Wednesday, 29 July 2020

daughters of daughters

Second experiments with staging and photographing this piece, playing, seeing where/how it makes sense to me. Daughters of Daughters comes into my head when thinking about it, so that may be the title. Tomorrow I'm taking the dresses into the Derbyshire landscape to see how it/they sits there.  




Monday, 20 July 2020

8 dresses

First experiments in hanging this (as yet untitled) work and beginning to understand what it does. Enjoyed its weight and the tension between each dress form. Plan to play further by taking this piece into the Derbyshire landscape. It's an unwieldy, slippery thing!






Monday, 6 July 2020

red and white organza dresses

All eight dress forms are finished in my current project to make a sculptural piece in organza. Each hand stitched and cut from a 1970's pattern. I'm unsure how I'll join them and intrigued to discover the process that will reveal itself as I make... More stitching, more ironing needed to complete this piece...   


Tuesday, 16 June 2020

red organza dress

I'm making a work thats been in my head for a while. I'm 6 dresses in (there will be 8), all cut from a 1970's pattern. The pattern cutting takes almost as long as the hand stitching of each dress, organza is so slippery it requires ironing and pinning into position in an attempt to stop distortion within the fabric before cutting. I decided to hand stitch the dresses, as each represents one of the seven generations of women before me, the women who birthed daughters who birthed daughters who birthed daughters and this line that stretches back to the first humans ends with me.   




Monday, 11 May 2020

knitted branches

Through trial and error I replicated these branches in hand knit, using double-point needles, increase and decrease. Knowing how to make a sock was a great advantage.

Working out how to do it through doing it. Carefully replicating each branches twists and undulations, unwinding and re-knitting one branch dissatisfied by the accuracy of my first efforts. Yarn passing twice though my fingers in slow, puzzling learning.

And, now these exist, soft, foldable, reminding me of snakeskin. What shedding happened as I made? What growth?

See previous post for images of the yarn pre-knit, it had been wrapped round trees in Epping Forest and left for 15 years.    




Thursday, 26 March 2020

tree/time dyed yarn

Two years ago I visited Epping Forest, near my childhood home and unwound acrylic yarn I'd wrapped around tree trunks 15 years before. See 15 years for reflections on that day.

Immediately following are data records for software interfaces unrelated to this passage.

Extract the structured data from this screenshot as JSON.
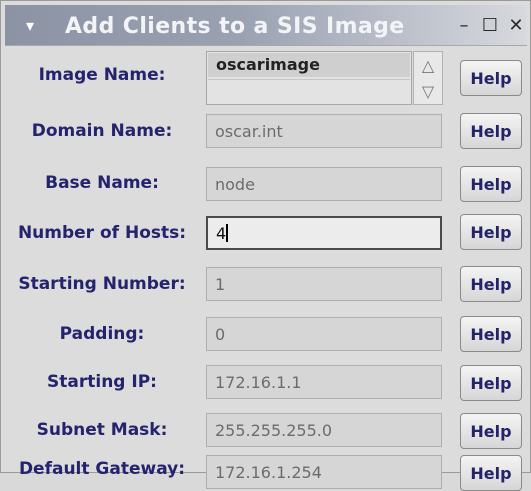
{
  "window": {
    "title": "Add Clients to a SIS Image",
    "menu_icon": "window-menu-icon",
    "buttons": {
      "minimize": "minimize-icon",
      "maximize": "maximize-icon",
      "close": "close-icon"
    }
  },
  "form": {
    "image_name": {
      "label": "Image Name:",
      "value": "oscarimage",
      "help": "Help"
    },
    "domain_name": {
      "label": "Domain Name:",
      "value": "oscar.int",
      "help": "Help"
    },
    "base_name": {
      "label": "Base Name:",
      "value": "node",
      "help": "Help"
    },
    "number_of_hosts": {
      "label": "Number of Hosts:",
      "value": "4",
      "help": "Help"
    },
    "starting_number": {
      "label": "Starting Number:",
      "value": "1",
      "help": "Help"
    },
    "padding": {
      "label": "Padding:",
      "value": "0",
      "help": "Help"
    },
    "starting_ip": {
      "label": "Starting IP:",
      "value": "172.16.1.1",
      "help": "Help"
    },
    "subnet_mask": {
      "label": "Subnet Mask:",
      "value": "255.255.255.0",
      "help": "Help"
    },
    "default_gateway": {
      "label": "Default Gateway:",
      "value": "172.16.1.254",
      "help": "Help"
    }
  }
}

Last week I went to my studio at Haarlem Artspace and collected plants, basic art materials and two projects I've been intending to work on - the yarn came home with me.

I'm finding it difficult to relate to my pre COVID-19 'to-do' lists and I'm resisting the upsurge of 'doing' all over social media BUT, think I can get my head and hands around making knitted branches using the tree/time dyed yarn.

Lets see what happens.

Images show the yarn, branches gathered in Matlock and an old set of double-point knitting needles.